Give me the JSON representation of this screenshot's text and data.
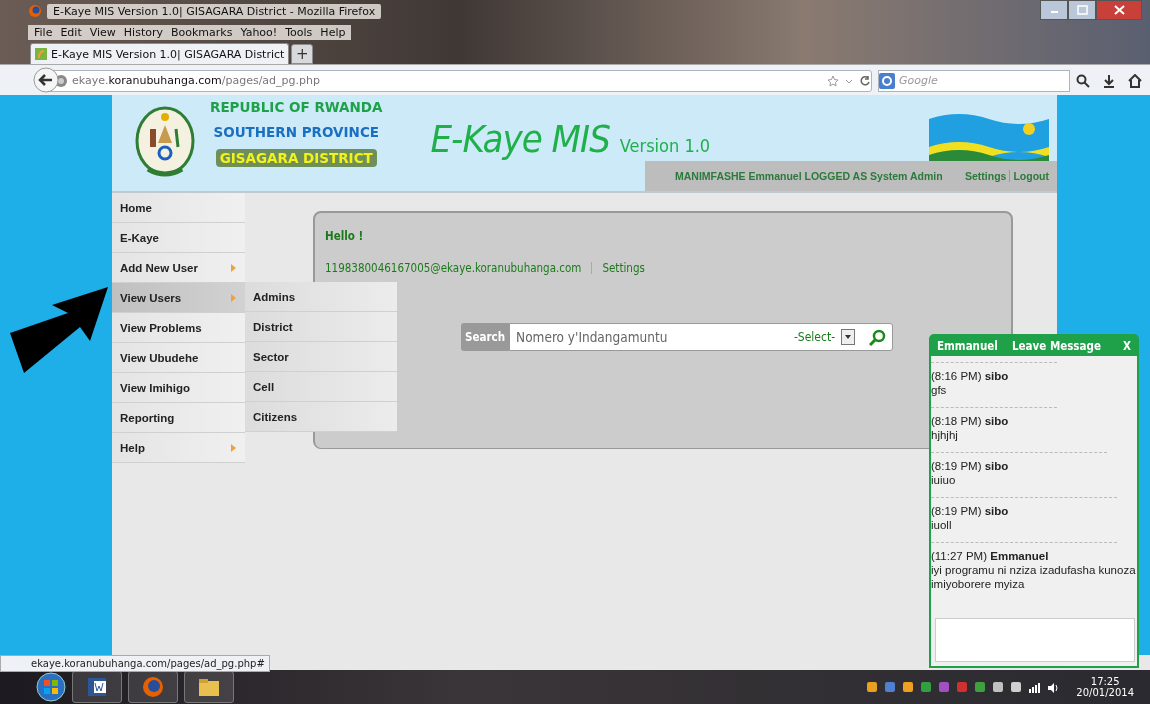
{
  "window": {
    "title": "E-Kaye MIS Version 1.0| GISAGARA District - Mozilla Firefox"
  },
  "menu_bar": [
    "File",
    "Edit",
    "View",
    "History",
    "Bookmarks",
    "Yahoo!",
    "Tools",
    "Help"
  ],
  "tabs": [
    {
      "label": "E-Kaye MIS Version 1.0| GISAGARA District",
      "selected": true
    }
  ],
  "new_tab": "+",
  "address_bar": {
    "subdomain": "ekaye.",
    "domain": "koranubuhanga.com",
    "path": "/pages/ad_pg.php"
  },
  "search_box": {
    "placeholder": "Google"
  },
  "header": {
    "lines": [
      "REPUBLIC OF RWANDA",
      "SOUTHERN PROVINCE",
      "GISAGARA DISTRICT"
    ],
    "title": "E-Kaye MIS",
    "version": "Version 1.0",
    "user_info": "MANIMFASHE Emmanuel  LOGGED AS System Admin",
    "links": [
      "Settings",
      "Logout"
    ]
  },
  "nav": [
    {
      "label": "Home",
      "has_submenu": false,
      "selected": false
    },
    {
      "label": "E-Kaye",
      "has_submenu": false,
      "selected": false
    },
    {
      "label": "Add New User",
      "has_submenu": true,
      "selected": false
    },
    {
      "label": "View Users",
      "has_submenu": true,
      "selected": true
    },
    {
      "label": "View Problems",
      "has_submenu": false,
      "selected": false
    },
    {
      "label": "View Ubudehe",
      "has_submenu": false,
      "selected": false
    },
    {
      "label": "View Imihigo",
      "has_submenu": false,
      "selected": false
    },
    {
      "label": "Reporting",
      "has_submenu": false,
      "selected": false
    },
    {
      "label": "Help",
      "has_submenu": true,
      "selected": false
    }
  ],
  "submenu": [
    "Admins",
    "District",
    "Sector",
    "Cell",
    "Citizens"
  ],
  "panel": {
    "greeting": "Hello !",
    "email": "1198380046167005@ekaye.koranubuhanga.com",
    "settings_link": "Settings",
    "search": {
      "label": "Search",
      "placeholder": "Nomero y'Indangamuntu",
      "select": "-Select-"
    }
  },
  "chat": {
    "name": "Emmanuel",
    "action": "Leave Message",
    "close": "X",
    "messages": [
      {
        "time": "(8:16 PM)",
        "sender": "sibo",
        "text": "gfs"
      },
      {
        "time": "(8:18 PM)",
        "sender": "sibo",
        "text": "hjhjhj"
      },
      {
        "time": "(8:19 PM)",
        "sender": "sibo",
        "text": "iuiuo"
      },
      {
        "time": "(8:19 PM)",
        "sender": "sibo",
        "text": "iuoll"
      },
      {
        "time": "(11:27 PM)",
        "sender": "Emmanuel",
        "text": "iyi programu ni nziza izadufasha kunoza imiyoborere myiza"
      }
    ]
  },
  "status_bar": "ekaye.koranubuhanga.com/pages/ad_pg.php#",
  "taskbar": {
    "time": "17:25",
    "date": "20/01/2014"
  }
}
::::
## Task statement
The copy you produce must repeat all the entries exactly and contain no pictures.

## Result for this exercise
Give me the JSON representation of this screenshot's text and data.
{
  "window": {
    "title": "E-Kaye MIS Version 1.0| GISAGARA District - Mozilla Firefox"
  },
  "menu_bar": [
    "File",
    "Edit",
    "View",
    "History",
    "Bookmarks",
    "Yahoo!",
    "Tools",
    "Help"
  ],
  "tabs": [
    {
      "label": "E-Kaye MIS Version 1.0| GISAGARA District",
      "selected": true
    }
  ],
  "new_tab": "+",
  "address_bar": {
    "subdomain": "ekaye.",
    "domain": "koranubuhanga.com",
    "path": "/pages/ad_pg.php"
  },
  "search_box": {
    "placeholder": "Google"
  },
  "header": {
    "lines": [
      "REPUBLIC OF RWANDA",
      "SOUTHERN PROVINCE",
      "GISAGARA DISTRICT"
    ],
    "title": "E-Kaye MIS",
    "version": "Version 1.0",
    "user_info": "MANIMFASHE Emmanuel  LOGGED AS System Admin",
    "links": [
      "Settings",
      "Logout"
    ]
  },
  "nav": [
    {
      "label": "Home",
      "has_submenu": false,
      "selected": false
    },
    {
      "label": "E-Kaye",
      "has_submenu": false,
      "selected": false
    },
    {
      "label": "Add New User",
      "has_submenu": true,
      "selected": false
    },
    {
      "label": "View Users",
      "has_submenu": true,
      "selected": true
    },
    {
      "label": "View Problems",
      "has_submenu": false,
      "selected": false
    },
    {
      "label": "View Ubudehe",
      "has_submenu": false,
      "selected": false
    },
    {
      "label": "View Imihigo",
      "has_submenu": false,
      "selected": false
    },
    {
      "label": "Reporting",
      "has_submenu": false,
      "selected": false
    },
    {
      "label": "Help",
      "has_submenu": true,
      "selected": false
    }
  ],
  "submenu": [
    "Admins",
    "District",
    "Sector",
    "Cell",
    "Citizens"
  ],
  "panel": {
    "greeting": "Hello !",
    "email": "1198380046167005@ekaye.koranubuhanga.com",
    "settings_link": "Settings",
    "search": {
      "label": "Search",
      "placeholder": "Nomero y'Indangamuntu",
      "select": "-Select-"
    }
  },
  "chat": {
    "name": "Emmanuel",
    "action": "Leave Message",
    "close": "X",
    "messages": [
      {
        "time": "(8:16 PM)",
        "sender": "sibo",
        "text": "gfs"
      },
      {
        "time": "(8:18 PM)",
        "sender": "sibo",
        "text": "hjhjhj"
      },
      {
        "time": "(8:19 PM)",
        "sender": "sibo",
        "text": "iuiuo"
      },
      {
        "time": "(8:19 PM)",
        "sender": "sibo",
        "text": "iuoll"
      },
      {
        "time": "(11:27 PM)",
        "sender": "Emmanuel",
        "text": "iyi programu ni nziza izadufasha kunoza imiyoborere myiza"
      }
    ]
  },
  "status_bar": "ekaye.koranubuhanga.com/pages/ad_pg.php#",
  "taskbar": {
    "time": "17:25",
    "date": "20/01/2014"
  }
}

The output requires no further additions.